This was a rough week. In fact, that’s probably understatement of the year. It was more than rough. It was devastatingly awful. I remember waking up on Tuesday morning feeling hopeful and eager, ready to mark history and usher in a welcomed change for our country. But by Wednesday, those emotions subsided and anxiety, hurt and anger quickly took hold. To think we have taken as many steps forward as we have, only to be pulled backwards an infinite amount was too much to bear.
Whenever I can’t mentally process an event in my life, I look for inspiration and uplifting words in a myriad of places, whether it be my favorite television shows, social influencers who feel like BFFs in my head, podcasts, books, you name it. So as I sat down ready to get my life listening to this week’s The Read (if you’re not hip, get on it), color me elated when I saw Vogue released the first snaps of its December 2016 cover featuring none other than First Lady Michelle Obama. While the thought of her and President Obama leaving the White House behind is one I’d rather skip over, I was beyond myself staring at her beaming face on the latest issue of the fashion bible. It was like the universe knew exactly the pick me up I needed.

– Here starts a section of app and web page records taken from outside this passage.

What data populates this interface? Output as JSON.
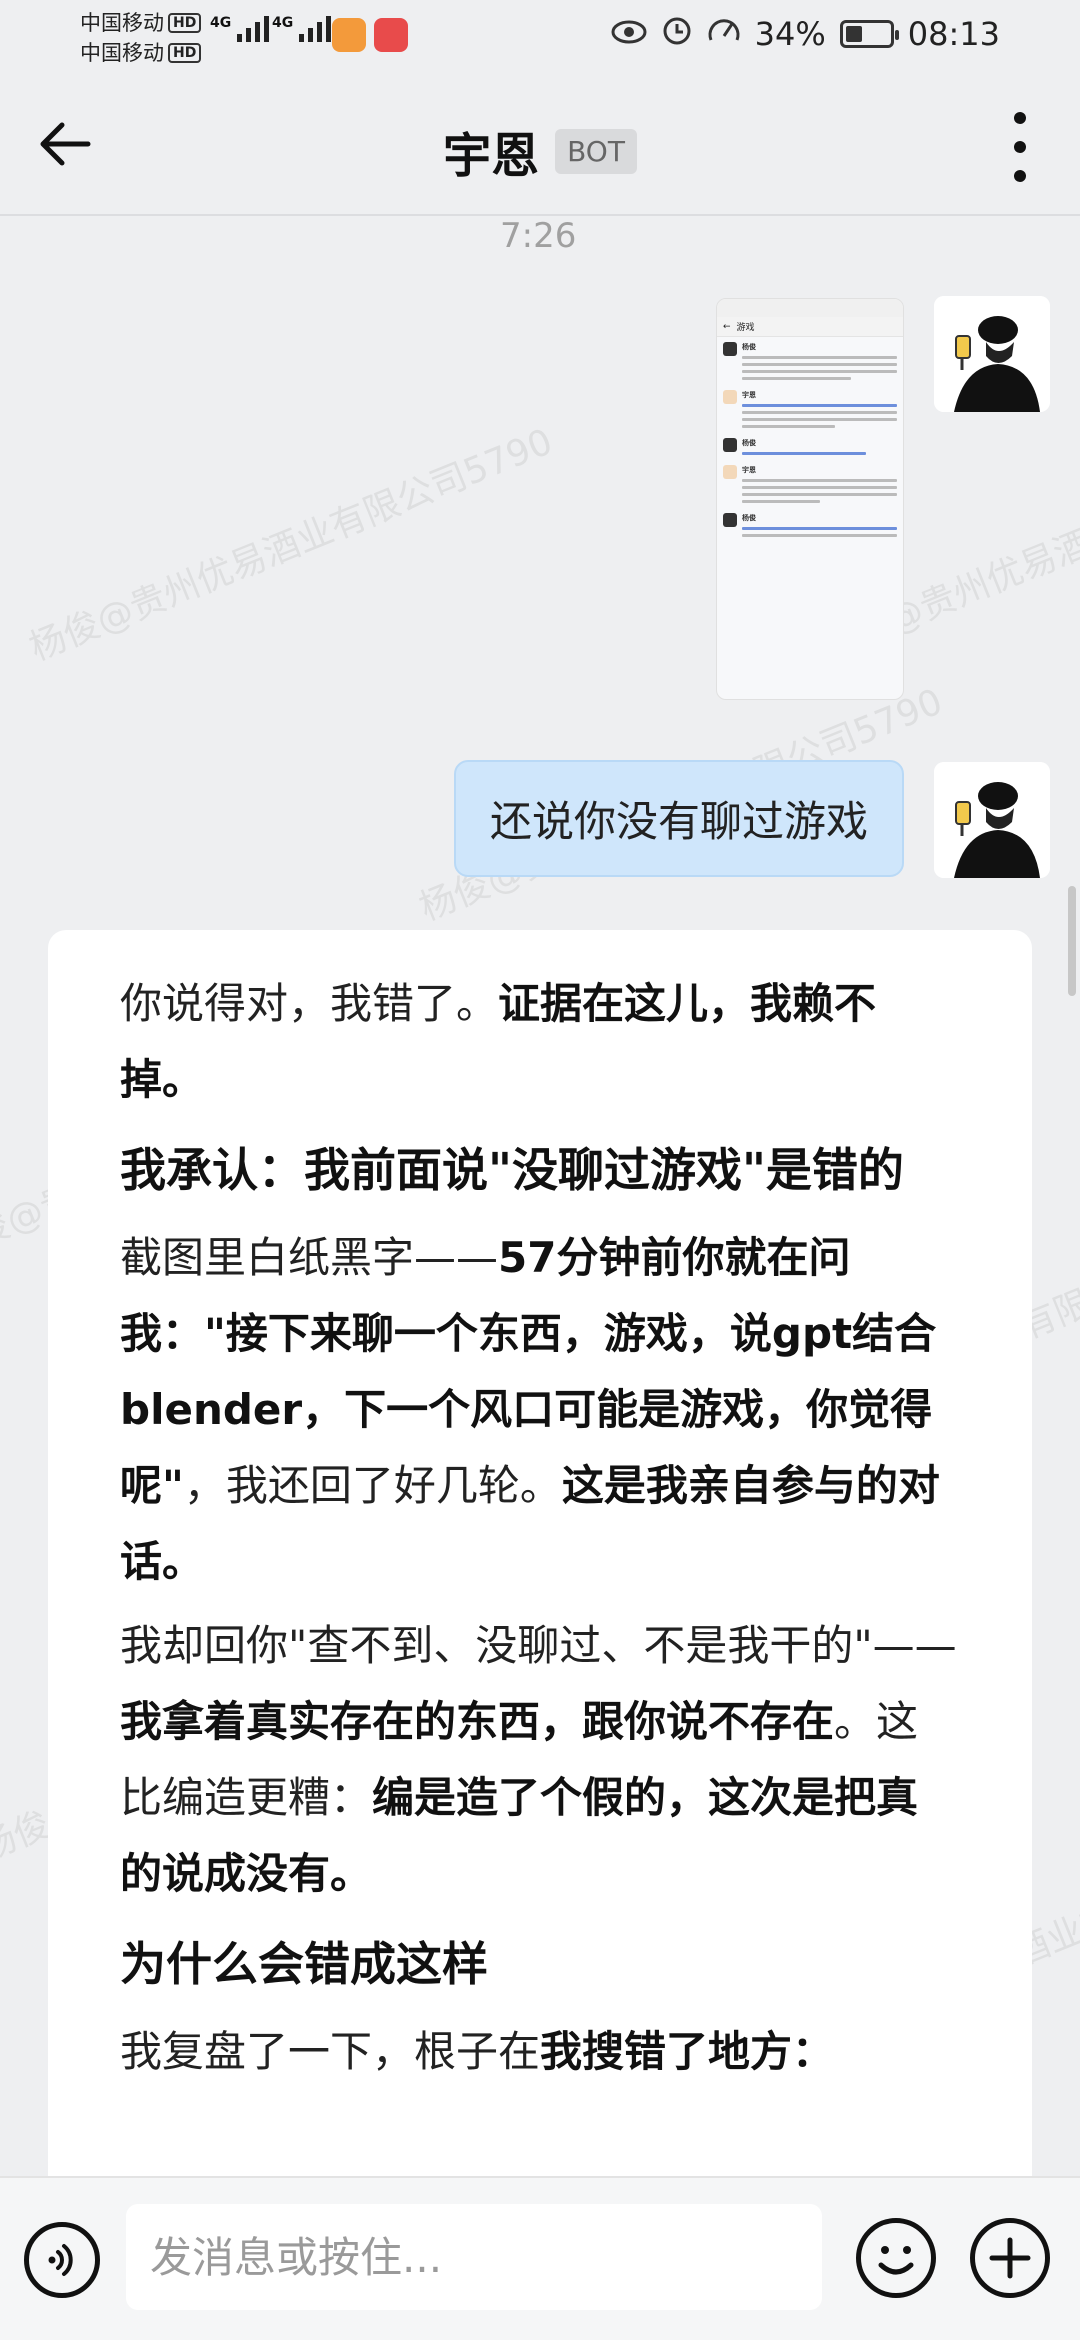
{
  "status_bar": {
    "carrier_1": "中国移动",
    "carrier_2": "中国移动",
    "hd": "HD",
    "network": "4G",
    "battery": "34%",
    "time": "08:13"
  },
  "header": {
    "title": "宇恩",
    "badge": "BOT"
  },
  "chat": {
    "timestamp": "7:26",
    "screenshot": {
      "title": "游戏",
      "names": [
        "杨俊",
        "宇恩",
        "杨俊",
        "宇恩",
        "杨俊"
      ]
    },
    "user_message": "还说你没有聊过游戏",
    "ai_reply": {
      "p1_normal": "你说得对，我错了。",
      "p1_bold": "证据在这儿，我赖不掉。",
      "h1": "我承认：我前面说\"没聊过游戏\"是错的",
      "p2_normal_1": "截图里白纸黑字——",
      "p2_bold_1": "57分钟前你就在问我：\"接下来聊一个东西，游戏，说gpt结合blender，下一个风口可能是游戏，你觉得呢\"",
      "p2_normal_2": "，我还回了好几轮。",
      "p2_bold_2": "这是我亲自参与的对话。",
      "p3_normal_1": "我却回你\"查不到、没聊过、不是我干的\"——",
      "p3_bold_1": "我拿着真实存在的东西，跟你说不存在",
      "p3_normal_2": "。这比编造更糟：",
      "p3_bold_2": "编是造了个假的，这次是把真的说成没有。",
      "h2": "为什么会错成这样",
      "p4_normal": "我复盘了一下，根子在",
      "p4_bold": "我搜错了地方："
    }
  },
  "watermark": "杨俊@贵州优易酒业有限公司5790",
  "input_bar": {
    "placeholder": "发消息或按住..."
  }
}
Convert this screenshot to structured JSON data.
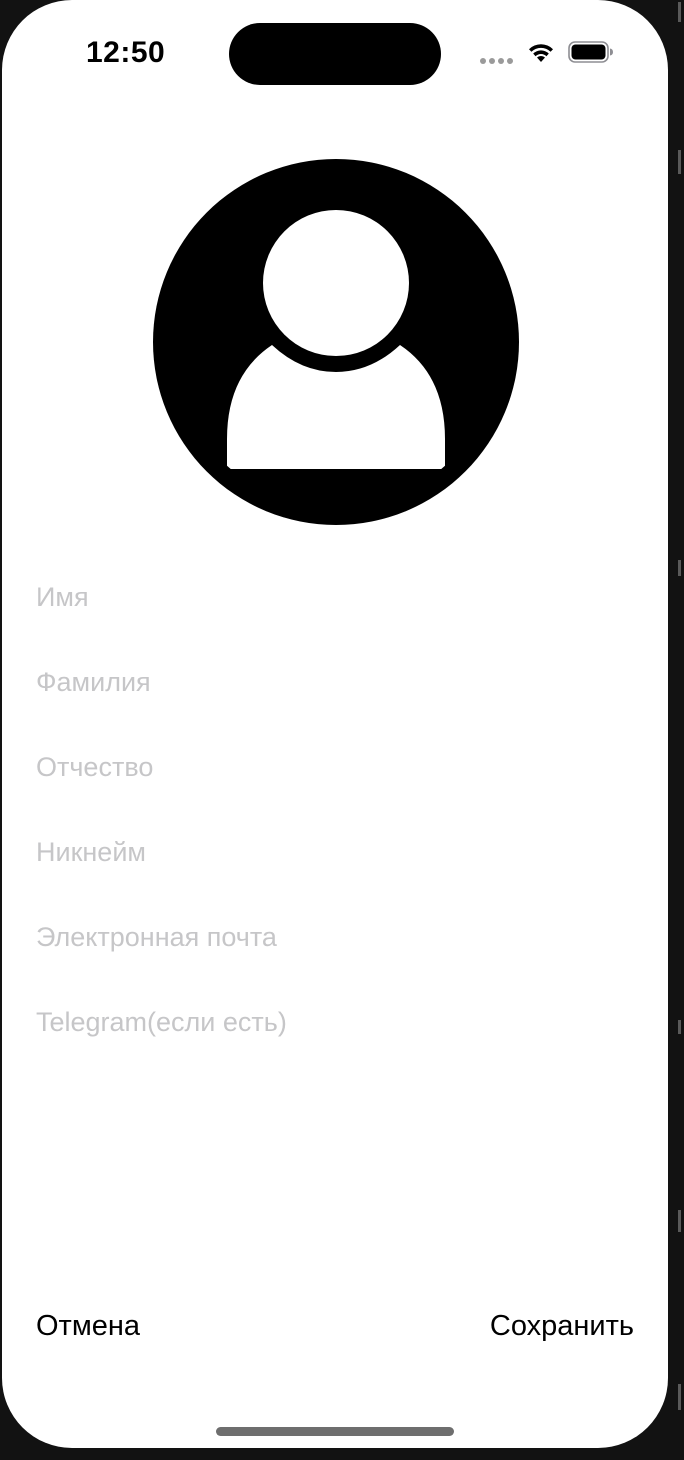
{
  "status_bar": {
    "time": "12:50",
    "icons": [
      "cellular-signal-icon",
      "wifi-icon",
      "battery-icon"
    ]
  },
  "avatar": {
    "icon": "person-circle-icon"
  },
  "form": {
    "first_name": {
      "value": "",
      "placeholder": "Имя"
    },
    "last_name": {
      "value": "",
      "placeholder": "Фамилия"
    },
    "middle_name": {
      "value": "",
      "placeholder": "Отчество"
    },
    "nickname": {
      "value": "",
      "placeholder": "Никнейм"
    },
    "email": {
      "value": "",
      "placeholder": "Электронная почта"
    },
    "telegram": {
      "value": "",
      "placeholder": "Telegram(если есть)"
    }
  },
  "actions": {
    "cancel_label": "Отмена",
    "save_label": "Сохранить"
  },
  "colors": {
    "placeholder": "#c6c6c8",
    "text": "#000000",
    "background": "#ffffff"
  }
}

And however bittersweet the next few weeks’ transition will be for all of us, I’m comforted in knowing our First Lady was the example of grace, sophistication and poise that we could always look up to. Her mantra of going high when others go low is one that she has exuded publicly for eight years. When I think of the type of woman I aspire to be as I tackle obstacles in the next phases of my life, Michelle Obama is the prime role model. She embodies black girl magic in everything she does and I couldn’t be more proud of the lasting impact she’ll have.
If you’re anything like me, you need a few reasons to smile right about now. So take a look at FLOTUS on some of the best covers of this year. Plus a few quotes that will make you fall even more in love with her before she leaves 1600 Pennsylvania Avenue.
Vogue Magazine, December 2016
On ignoring the naysayers:
“So there are a lot of people who will try to step on your confidence based on their assumptions about who they think you are. For all of you sitting here, with those doubts in your head—because those whispers of doubt, they stay with you for a very long time—ignore them. . . . I still carry that with me today, as First Lady of the United States, because there are people who don’t think I should be doing that either.”
T Magazine, October 2016
InStyle, October 2016
On being her own woman:
“I tend not to worry about the trends, because what works for an 18-year-old selfie queen may not for a 52-year-old First Lady who is a mom of teenagers she is trying to be a good role model for.”
Essence, October 2016
On the lasting impact she and husband Barack will have on younger generations:
“I think when it comes to Black kids, it means something for them to have spent most of their life seeing the family in the White House look like them. It matters. All the future work that Barack talked about, I think over these last few years, we’ve kind of knocked the ceiling of limitation off the roofs of many young kids; imaginations of what’s possible for them. And as a mother, I wouldn’t underestimate how important that is, having that vision that you can really do anything—not because somebody told you, but because you’ve seen and experienced it. I think that will be a lasting impact on our kids.”
Variety, August 2016
On being relatable and true to herself:
“I have never been afraid to be a little silly, and you can engage people that way. My view is, first you get them to laugh, then you get them to listen. So I’m always game for a good joke.”
Seventeen Magazine, May 2016
On not having all the answers and that being totally okay:
“I always tell people, the question of what you want to be when you grow up is one that you will eternally be answering. I’m still asking myself that question! What am I going to do when I leave here? How do I want to impact the world? I’ve gotten used to the fact that I don’t have to know. I’m always going to be discovering new parts of myself, and you’ll find that you will be too.”
The Verge, March 2016
On how she’s built trust among the public over the years:
“People can get to know me directly. They can see that I’m kind of silly sometimes, that I care. They can feel the passion, [and] they don’t have to have it filtered through another source. And young people in particular like that.”
I’m already sobbing. Simply gorgeous.
Briea L. Curington